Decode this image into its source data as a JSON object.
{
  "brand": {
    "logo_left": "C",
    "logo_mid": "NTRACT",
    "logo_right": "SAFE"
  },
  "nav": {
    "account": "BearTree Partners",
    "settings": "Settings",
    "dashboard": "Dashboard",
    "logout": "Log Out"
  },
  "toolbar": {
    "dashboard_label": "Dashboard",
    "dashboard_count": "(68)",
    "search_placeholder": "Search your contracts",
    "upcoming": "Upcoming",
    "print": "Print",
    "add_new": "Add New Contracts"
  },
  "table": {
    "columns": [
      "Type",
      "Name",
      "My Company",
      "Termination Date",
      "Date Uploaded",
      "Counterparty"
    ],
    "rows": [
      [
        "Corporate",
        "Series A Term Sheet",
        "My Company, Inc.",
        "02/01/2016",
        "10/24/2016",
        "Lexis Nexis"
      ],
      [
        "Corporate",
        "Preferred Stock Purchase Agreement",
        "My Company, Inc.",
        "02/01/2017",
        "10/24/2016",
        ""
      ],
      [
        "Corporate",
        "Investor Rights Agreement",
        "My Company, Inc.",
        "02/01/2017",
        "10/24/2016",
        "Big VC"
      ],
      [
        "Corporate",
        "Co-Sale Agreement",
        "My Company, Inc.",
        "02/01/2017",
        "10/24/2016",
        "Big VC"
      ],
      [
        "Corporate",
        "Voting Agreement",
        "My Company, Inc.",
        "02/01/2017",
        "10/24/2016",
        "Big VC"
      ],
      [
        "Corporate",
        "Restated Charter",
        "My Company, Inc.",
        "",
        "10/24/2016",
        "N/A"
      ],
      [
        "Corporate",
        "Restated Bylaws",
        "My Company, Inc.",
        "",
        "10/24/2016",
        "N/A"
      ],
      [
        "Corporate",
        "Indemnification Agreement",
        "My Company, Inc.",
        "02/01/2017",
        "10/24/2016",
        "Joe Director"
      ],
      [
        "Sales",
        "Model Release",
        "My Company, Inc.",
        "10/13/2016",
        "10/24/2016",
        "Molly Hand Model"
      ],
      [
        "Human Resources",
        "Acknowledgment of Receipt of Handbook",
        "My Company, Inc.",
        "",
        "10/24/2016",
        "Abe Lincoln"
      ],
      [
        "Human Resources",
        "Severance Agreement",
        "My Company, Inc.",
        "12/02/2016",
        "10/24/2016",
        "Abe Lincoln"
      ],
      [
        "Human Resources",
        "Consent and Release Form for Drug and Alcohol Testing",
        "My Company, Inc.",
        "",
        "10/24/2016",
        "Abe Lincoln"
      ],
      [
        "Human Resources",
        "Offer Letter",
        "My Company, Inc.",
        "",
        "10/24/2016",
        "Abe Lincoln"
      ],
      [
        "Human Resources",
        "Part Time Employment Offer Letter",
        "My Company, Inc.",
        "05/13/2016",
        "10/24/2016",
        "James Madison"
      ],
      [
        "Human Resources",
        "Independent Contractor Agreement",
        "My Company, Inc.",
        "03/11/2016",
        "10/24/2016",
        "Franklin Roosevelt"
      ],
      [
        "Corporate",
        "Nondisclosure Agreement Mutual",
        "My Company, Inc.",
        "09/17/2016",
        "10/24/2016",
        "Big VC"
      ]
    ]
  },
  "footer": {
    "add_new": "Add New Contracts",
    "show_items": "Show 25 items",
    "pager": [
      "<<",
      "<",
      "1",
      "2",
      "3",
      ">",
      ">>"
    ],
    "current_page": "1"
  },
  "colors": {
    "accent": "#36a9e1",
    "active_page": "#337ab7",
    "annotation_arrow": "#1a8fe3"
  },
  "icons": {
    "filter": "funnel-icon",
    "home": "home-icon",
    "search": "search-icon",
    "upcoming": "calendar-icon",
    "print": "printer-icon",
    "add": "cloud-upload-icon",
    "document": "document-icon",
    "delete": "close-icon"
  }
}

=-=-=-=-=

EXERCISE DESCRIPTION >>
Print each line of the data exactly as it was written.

TASK OUTPUT >>
Decode this image into its source data as a JSON object.
{
  "brand": {
    "logo_left": "C",
    "logo_mid": "NTRACT",
    "logo_right": "SAFE"
  },
  "nav": {
    "account": "BearTree Partners",
    "settings": "Settings",
    "dashboard": "Dashboard",
    "logout": "Log Out"
  },
  "toolbar": {
    "dashboard_label": "Dashboard",
    "dashboard_count": "(68)",
    "search_placeholder": "Search your contracts",
    "upcoming": "Upcoming",
    "print": "Print",
    "add_new": "Add New Contracts"
  },
  "table": {
    "columns": [
      "Type",
      "Name",
      "My Company",
      "Termination Date",
      "Date Uploaded",
      "Counterparty"
    ],
    "rows": [
      [
        "Corporate",
        "Series A Term Sheet",
        "My Company, Inc.",
        "02/01/2016",
        "10/24/2016",
        "Lexis Nexis"
      ],
      [
        "Corporate",
        "Preferred Stock Purchase Agreement",
        "My Company, Inc.",
        "02/01/2017",
        "10/24/2016",
        ""
      ],
      [
        "Corporate",
        "Investor Rights Agreement",
        "My Company, Inc.",
        "02/01/2017",
        "10/24/2016",
        "Big VC"
      ],
      [
        "Corporate",
        "Co-Sale Agreement",
        "My Company, Inc.",
        "02/01/2017",
        "10/24/2016",
        "Big VC"
      ],
      [
        "Corporate",
        "Voting Agreement",
        "My Company, Inc.",
        "02/01/2017",
        "10/24/2016",
        "Big VC"
      ],
      [
        "Corporate",
        "Restated Charter",
        "My Company, Inc.",
        "",
        "10/24/2016",
        "N/A"
      ],
      [
        "Corporate",
        "Restated Bylaws",
        "My Company, Inc.",
        "",
        "10/24/2016",
        "N/A"
      ],
      [
        "Corporate",
        "Indemnification Agreement",
        "My Company, Inc.",
        "02/01/2017",
        "10/24/2016",
        "Joe Director"
      ],
      [
        "Sales",
        "Model Release",
        "My Company, Inc.",
        "10/13/2016",
        "10/24/2016",
        "Molly Hand Model"
      ],
      [
        "Human Resources",
        "Acknowledgment of Receipt of Handbook",
        "My Company, Inc.",
        "",
        "10/24/2016",
        "Abe Lincoln"
      ],
      [
        "Human Resources",
        "Severance Agreement",
        "My Company, Inc.",
        "12/02/2016",
        "10/24/2016",
        "Abe Lincoln"
      ],
      [
        "Human Resources",
        "Consent and Release Form for Drug and Alcohol Testing",
        "My Company, Inc.",
        "",
        "10/24/2016",
        "Abe Lincoln"
      ],
      [
        "Human Resources",
        "Offer Letter",
        "My Company, Inc.",
        "",
        "10/24/2016",
        "Abe Lincoln"
      ],
      [
        "Human Resources",
        "Part Time Employment Offer Letter",
        "My Company, Inc.",
        "05/13/2016",
        "10/24/2016",
        "James Madison"
      ],
      [
        "Human Resources",
        "Independent Contractor Agreement",
        "My Company, Inc.",
        "03/11/2016",
        "10/24/2016",
        "Franklin Roosevelt"
      ],
      [
        "Corporate",
        "Nondisclosure Agreement Mutual",
        "My Company, Inc.",
        "09/17/2016",
        "10/24/2016",
        "Big VC"
      ]
    ]
  },
  "footer": {
    "add_new": "Add New Contracts",
    "show_items": "Show 25 items",
    "pager": [
      "<<",
      "<",
      "1",
      "2",
      "3",
      ">",
      ">>"
    ],
    "current_page": "1"
  },
  "colors": {
    "accent": "#36a9e1",
    "active_page": "#337ab7",
    "annotation_arrow": "#1a8fe3"
  },
  "icons": {
    "filter": "funnel-icon",
    "home": "home-icon",
    "search": "search-icon",
    "upcoming": "calendar-icon",
    "print": "printer-icon",
    "add": "cloud-upload-icon",
    "document": "document-icon",
    "delete": "close-icon"
  }
}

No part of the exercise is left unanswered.